START DATA IN THIS EXERCISE

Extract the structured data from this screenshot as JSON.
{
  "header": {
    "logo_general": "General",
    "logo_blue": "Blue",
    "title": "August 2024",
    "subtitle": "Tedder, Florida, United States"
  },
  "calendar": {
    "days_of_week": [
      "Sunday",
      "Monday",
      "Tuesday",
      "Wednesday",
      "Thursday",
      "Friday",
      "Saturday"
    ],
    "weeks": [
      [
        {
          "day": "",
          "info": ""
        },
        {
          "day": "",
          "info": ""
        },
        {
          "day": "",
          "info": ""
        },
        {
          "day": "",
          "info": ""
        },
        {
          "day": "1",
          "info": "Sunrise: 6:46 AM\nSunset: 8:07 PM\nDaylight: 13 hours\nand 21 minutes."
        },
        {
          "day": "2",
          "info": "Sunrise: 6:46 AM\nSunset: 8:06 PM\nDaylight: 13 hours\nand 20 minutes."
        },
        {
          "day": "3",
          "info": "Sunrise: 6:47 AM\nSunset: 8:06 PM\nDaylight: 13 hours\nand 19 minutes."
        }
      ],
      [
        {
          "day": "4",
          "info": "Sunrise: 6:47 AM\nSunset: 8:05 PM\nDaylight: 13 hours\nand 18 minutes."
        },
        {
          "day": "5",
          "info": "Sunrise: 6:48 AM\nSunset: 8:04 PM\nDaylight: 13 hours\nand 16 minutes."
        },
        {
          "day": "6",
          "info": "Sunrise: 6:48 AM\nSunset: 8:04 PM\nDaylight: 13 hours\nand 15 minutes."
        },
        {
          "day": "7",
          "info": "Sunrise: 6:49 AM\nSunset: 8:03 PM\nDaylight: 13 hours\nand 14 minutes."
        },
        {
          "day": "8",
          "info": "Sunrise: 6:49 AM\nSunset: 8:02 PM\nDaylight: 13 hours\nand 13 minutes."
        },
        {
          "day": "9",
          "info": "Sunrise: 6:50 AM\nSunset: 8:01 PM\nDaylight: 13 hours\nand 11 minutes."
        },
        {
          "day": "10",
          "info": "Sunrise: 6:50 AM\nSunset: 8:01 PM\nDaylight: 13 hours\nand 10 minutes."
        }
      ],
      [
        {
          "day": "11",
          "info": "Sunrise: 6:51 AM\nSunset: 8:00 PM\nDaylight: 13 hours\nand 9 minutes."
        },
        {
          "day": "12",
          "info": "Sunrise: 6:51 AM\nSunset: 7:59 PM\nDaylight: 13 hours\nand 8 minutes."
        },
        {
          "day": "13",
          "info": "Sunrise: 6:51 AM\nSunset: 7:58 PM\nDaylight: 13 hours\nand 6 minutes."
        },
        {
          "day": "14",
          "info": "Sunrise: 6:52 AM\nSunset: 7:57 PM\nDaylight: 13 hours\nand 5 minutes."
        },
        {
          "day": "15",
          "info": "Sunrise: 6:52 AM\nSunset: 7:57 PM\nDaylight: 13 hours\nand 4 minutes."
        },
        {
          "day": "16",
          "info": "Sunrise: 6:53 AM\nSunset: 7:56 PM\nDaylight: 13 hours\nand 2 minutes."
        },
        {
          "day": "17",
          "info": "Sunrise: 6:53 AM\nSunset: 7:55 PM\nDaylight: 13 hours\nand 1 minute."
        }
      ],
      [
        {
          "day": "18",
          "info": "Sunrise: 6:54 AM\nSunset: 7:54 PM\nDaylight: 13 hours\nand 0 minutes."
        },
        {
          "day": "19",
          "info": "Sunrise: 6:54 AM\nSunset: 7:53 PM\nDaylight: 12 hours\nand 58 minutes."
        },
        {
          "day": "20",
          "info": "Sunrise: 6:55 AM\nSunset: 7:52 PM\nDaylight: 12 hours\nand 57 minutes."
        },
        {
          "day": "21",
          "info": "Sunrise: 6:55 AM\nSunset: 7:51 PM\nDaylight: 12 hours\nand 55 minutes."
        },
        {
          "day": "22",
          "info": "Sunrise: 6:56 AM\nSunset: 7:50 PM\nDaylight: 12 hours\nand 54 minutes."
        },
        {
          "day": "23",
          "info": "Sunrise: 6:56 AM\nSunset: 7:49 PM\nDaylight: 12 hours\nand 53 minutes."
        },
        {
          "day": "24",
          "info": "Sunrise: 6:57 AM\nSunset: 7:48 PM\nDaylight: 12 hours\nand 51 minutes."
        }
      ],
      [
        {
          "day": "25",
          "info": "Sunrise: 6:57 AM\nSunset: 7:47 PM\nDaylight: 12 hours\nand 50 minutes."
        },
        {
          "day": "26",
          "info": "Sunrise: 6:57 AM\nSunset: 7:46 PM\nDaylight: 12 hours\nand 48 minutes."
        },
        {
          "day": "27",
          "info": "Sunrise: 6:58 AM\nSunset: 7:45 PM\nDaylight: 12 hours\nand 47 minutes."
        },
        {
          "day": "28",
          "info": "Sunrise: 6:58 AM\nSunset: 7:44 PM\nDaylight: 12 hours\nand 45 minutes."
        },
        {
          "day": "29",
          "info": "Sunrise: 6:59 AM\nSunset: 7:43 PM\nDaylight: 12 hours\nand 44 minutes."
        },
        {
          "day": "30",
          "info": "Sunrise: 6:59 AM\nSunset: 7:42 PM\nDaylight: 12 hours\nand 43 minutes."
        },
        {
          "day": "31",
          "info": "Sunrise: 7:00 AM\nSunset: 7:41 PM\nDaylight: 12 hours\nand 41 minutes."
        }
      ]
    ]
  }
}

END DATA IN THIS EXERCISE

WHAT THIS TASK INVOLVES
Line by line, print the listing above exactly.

ANSWER BELOW
Extract the structured data from this screenshot as JSON.
{
  "header": {
    "logo_general": "General",
    "logo_blue": "Blue",
    "title": "August 2024",
    "subtitle": "Tedder, Florida, United States"
  },
  "calendar": {
    "days_of_week": [
      "Sunday",
      "Monday",
      "Tuesday",
      "Wednesday",
      "Thursday",
      "Friday",
      "Saturday"
    ],
    "weeks": [
      [
        {
          "day": "",
          "info": ""
        },
        {
          "day": "",
          "info": ""
        },
        {
          "day": "",
          "info": ""
        },
        {
          "day": "",
          "info": ""
        },
        {
          "day": "1",
          "info": "Sunrise: 6:46 AM\nSunset: 8:07 PM\nDaylight: 13 hours\nand 21 minutes."
        },
        {
          "day": "2",
          "info": "Sunrise: 6:46 AM\nSunset: 8:06 PM\nDaylight: 13 hours\nand 20 minutes."
        },
        {
          "day": "3",
          "info": "Sunrise: 6:47 AM\nSunset: 8:06 PM\nDaylight: 13 hours\nand 19 minutes."
        }
      ],
      [
        {
          "day": "4",
          "info": "Sunrise: 6:47 AM\nSunset: 8:05 PM\nDaylight: 13 hours\nand 18 minutes."
        },
        {
          "day": "5",
          "info": "Sunrise: 6:48 AM\nSunset: 8:04 PM\nDaylight: 13 hours\nand 16 minutes."
        },
        {
          "day": "6",
          "info": "Sunrise: 6:48 AM\nSunset: 8:04 PM\nDaylight: 13 hours\nand 15 minutes."
        },
        {
          "day": "7",
          "info": "Sunrise: 6:49 AM\nSunset: 8:03 PM\nDaylight: 13 hours\nand 14 minutes."
        },
        {
          "day": "8",
          "info": "Sunrise: 6:49 AM\nSunset: 8:02 PM\nDaylight: 13 hours\nand 13 minutes."
        },
        {
          "day": "9",
          "info": "Sunrise: 6:50 AM\nSunset: 8:01 PM\nDaylight: 13 hours\nand 11 minutes."
        },
        {
          "day": "10",
          "info": "Sunrise: 6:50 AM\nSunset: 8:01 PM\nDaylight: 13 hours\nand 10 minutes."
        }
      ],
      [
        {
          "day": "11",
          "info": "Sunrise: 6:51 AM\nSunset: 8:00 PM\nDaylight: 13 hours\nand 9 minutes."
        },
        {
          "day": "12",
          "info": "Sunrise: 6:51 AM\nSunset: 7:59 PM\nDaylight: 13 hours\nand 8 minutes."
        },
        {
          "day": "13",
          "info": "Sunrise: 6:51 AM\nSunset: 7:58 PM\nDaylight: 13 hours\nand 6 minutes."
        },
        {
          "day": "14",
          "info": "Sunrise: 6:52 AM\nSunset: 7:57 PM\nDaylight: 13 hours\nand 5 minutes."
        },
        {
          "day": "15",
          "info": "Sunrise: 6:52 AM\nSunset: 7:57 PM\nDaylight: 13 hours\nand 4 minutes."
        },
        {
          "day": "16",
          "info": "Sunrise: 6:53 AM\nSunset: 7:56 PM\nDaylight: 13 hours\nand 2 minutes."
        },
        {
          "day": "17",
          "info": "Sunrise: 6:53 AM\nSunset: 7:55 PM\nDaylight: 13 hours\nand 1 minute."
        }
      ],
      [
        {
          "day": "18",
          "info": "Sunrise: 6:54 AM\nSunset: 7:54 PM\nDaylight: 13 hours\nand 0 minutes."
        },
        {
          "day": "19",
          "info": "Sunrise: 6:54 AM\nSunset: 7:53 PM\nDaylight: 12 hours\nand 58 minutes."
        },
        {
          "day": "20",
          "info": "Sunrise: 6:55 AM\nSunset: 7:52 PM\nDaylight: 12 hours\nand 57 minutes."
        },
        {
          "day": "21",
          "info": "Sunrise: 6:55 AM\nSunset: 7:51 PM\nDaylight: 12 hours\nand 55 minutes."
        },
        {
          "day": "22",
          "info": "Sunrise: 6:56 AM\nSunset: 7:50 PM\nDaylight: 12 hours\nand 54 minutes."
        },
        {
          "day": "23",
          "info": "Sunrise: 6:56 AM\nSunset: 7:49 PM\nDaylight: 12 hours\nand 53 minutes."
        },
        {
          "day": "24",
          "info": "Sunrise: 6:57 AM\nSunset: 7:48 PM\nDaylight: 12 hours\nand 51 minutes."
        }
      ],
      [
        {
          "day": "25",
          "info": "Sunrise: 6:57 AM\nSunset: 7:47 PM\nDaylight: 12 hours\nand 50 minutes."
        },
        {
          "day": "26",
          "info": "Sunrise: 6:57 AM\nSunset: 7:46 PM\nDaylight: 12 hours\nand 48 minutes."
        },
        {
          "day": "27",
          "info": "Sunrise: 6:58 AM\nSunset: 7:45 PM\nDaylight: 12 hours\nand 47 minutes."
        },
        {
          "day": "28",
          "info": "Sunrise: 6:58 AM\nSunset: 7:44 PM\nDaylight: 12 hours\nand 45 minutes."
        },
        {
          "day": "29",
          "info": "Sunrise: 6:59 AM\nSunset: 7:43 PM\nDaylight: 12 hours\nand 44 minutes."
        },
        {
          "day": "30",
          "info": "Sunrise: 6:59 AM\nSunset: 7:42 PM\nDaylight: 12 hours\nand 43 minutes."
        },
        {
          "day": "31",
          "info": "Sunrise: 7:00 AM\nSunset: 7:41 PM\nDaylight: 12 hours\nand 41 minutes."
        }
      ]
    ]
  }
}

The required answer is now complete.